ST. LOUIS — Who can forget George Washington, the boy who could not tell a lie, the man who could toss a dollar coin across a wide river, the president who wore wooden teeth?
Well, none of those stories are true, said Elizabeth Chambers, collections manager at Washington's Mount Vernon estate, which hosts a museum, exhibits for children and — soon — a presidential library.
The complex is at the very place where Washington spent the last years he lived after stepping down from the presidency.
"We want to show the world the real man, not the invention," Chambers said.
A traveling exhibit, "Discover the Real George Washington: New Views from Mount Vernon" runs through Jan. 21 at the Missouri History Museum in St. Louis' Forest Park.
Chambers says the exhibit doesn't have Washington's hatchet or that dollar coin or the wooden teeth — because those stories aren't true.
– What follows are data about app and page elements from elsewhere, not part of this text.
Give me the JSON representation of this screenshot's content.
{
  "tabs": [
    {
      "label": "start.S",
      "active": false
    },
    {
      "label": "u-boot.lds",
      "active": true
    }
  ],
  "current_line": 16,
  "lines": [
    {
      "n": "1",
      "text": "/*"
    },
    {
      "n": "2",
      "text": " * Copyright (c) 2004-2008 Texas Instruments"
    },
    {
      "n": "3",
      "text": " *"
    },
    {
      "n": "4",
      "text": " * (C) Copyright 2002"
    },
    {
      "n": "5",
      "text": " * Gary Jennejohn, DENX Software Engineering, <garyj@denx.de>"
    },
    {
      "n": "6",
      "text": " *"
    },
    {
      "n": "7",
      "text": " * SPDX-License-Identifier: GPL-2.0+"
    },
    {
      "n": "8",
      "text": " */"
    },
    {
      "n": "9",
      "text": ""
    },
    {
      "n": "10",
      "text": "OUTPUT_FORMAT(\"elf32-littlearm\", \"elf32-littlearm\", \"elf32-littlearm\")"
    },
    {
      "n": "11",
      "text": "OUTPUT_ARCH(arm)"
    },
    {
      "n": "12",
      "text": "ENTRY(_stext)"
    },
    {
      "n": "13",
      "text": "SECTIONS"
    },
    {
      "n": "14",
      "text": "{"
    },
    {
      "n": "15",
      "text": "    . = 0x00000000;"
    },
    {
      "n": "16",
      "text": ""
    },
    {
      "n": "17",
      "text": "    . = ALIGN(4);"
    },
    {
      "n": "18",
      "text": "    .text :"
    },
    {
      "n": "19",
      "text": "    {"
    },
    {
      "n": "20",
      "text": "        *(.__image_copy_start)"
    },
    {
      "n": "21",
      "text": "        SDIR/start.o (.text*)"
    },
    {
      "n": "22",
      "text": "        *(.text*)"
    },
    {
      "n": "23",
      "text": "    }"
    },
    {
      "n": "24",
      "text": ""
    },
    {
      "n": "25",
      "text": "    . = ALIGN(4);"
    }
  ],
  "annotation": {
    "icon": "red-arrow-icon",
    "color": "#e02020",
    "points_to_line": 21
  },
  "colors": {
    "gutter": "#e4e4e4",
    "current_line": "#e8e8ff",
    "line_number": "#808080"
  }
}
They were an invention of Parson Weems, who wrote a glowing tribute to the president's honesty but was not so big on the truth himself.
In 1800, Mason Locke Weems told the story of the fallen tree, and the young boy's response, "I cannot tell a lie, I did it with my little hatchet." It's in his book "The Life of Washington."
"He really embellished on the life of a great man who was revered," Chambers said.
Nor were the first president's teeth made of wood.
"The false teeth were made of ivory, cow teeth, human teeth and lead," she said.
The St. Louis museum has (temporarily) the most complete of three sets of Washington's dentures.
"They look extremely uncomfortable," Chambers said. "The Gilbert Stuart portrait that's on the dollar bill shows Washington's cheeks bulging."
While the teeth are in St. Louis, Mount Vernon has a lower jaw borrowed from a New York museum.
"When we organize the traveling exhibit, we usually borrow something to replace it," Chambers said.
She said Mount Vernon has 15,000 original Washington pieces and period pieces that replicate what the founding father had.
As a young man, Washington worked as a surveyor, and the items that Mount Vernon has in its surveying exhibit are either Washington's own or from the same period.
The exhibit also has a full-scale replica of Fort Necessity in Pennsylvania, where Washington fought alongside the British as a Virginia militiaman.
"He had a lifelong desire to be in the regular British army," Chambers said of the man who would go on to defeat that military juggernaut.
Washington's fame grew from this military service in his early 20s.
"He published his journal on the French and Indian war and won fame at 23," she said.
Other exhibits show him as a grown man, serving as a general and president.
The Ladies' Association opened Mount Vernon to the public in 1860. It still runs the home and grounds, some 500 acres, without government funding.
As a surveyor, young Washington had to travel across mountains, hills and rivers.
"We want to show the athletic, charismatic young Washington. He was a larger than life," Chambers said. Part of that was his height (some records say he was as tall as 6-foot-2).
She said many Americans don't know much about Martha Washington, either.
"Martha was an equal partner. He relied on her for her advice, and the partnership was very equitable," Chambers said. "She also brought two children to the marriage," enabling the estate to stay in the Washington family until the Ladies' Association could purchase it.
Among her favorites in the exhibit are seed pearl pieces of jewelry worn by Martha Washington.
"They are so sweet, so delicate," Chambers said.
If you go
What: "Discover the Real George Washington: New Views from Mount Vernon"
When: 10 a.m. to 5 p.m. daily (10 a.m. to 8 p.m. Tuesdays); exhibit runs through Jan. 21
Where: The Missouri History Museum, 5700 Lindell Blvd., Forest Park, St. Louis
Tickets: Adults $10; seniors (62+)/students/active military/tour groups $8; children 6-12 $4; children 5 and younger free
More information: http://www.mohistory.org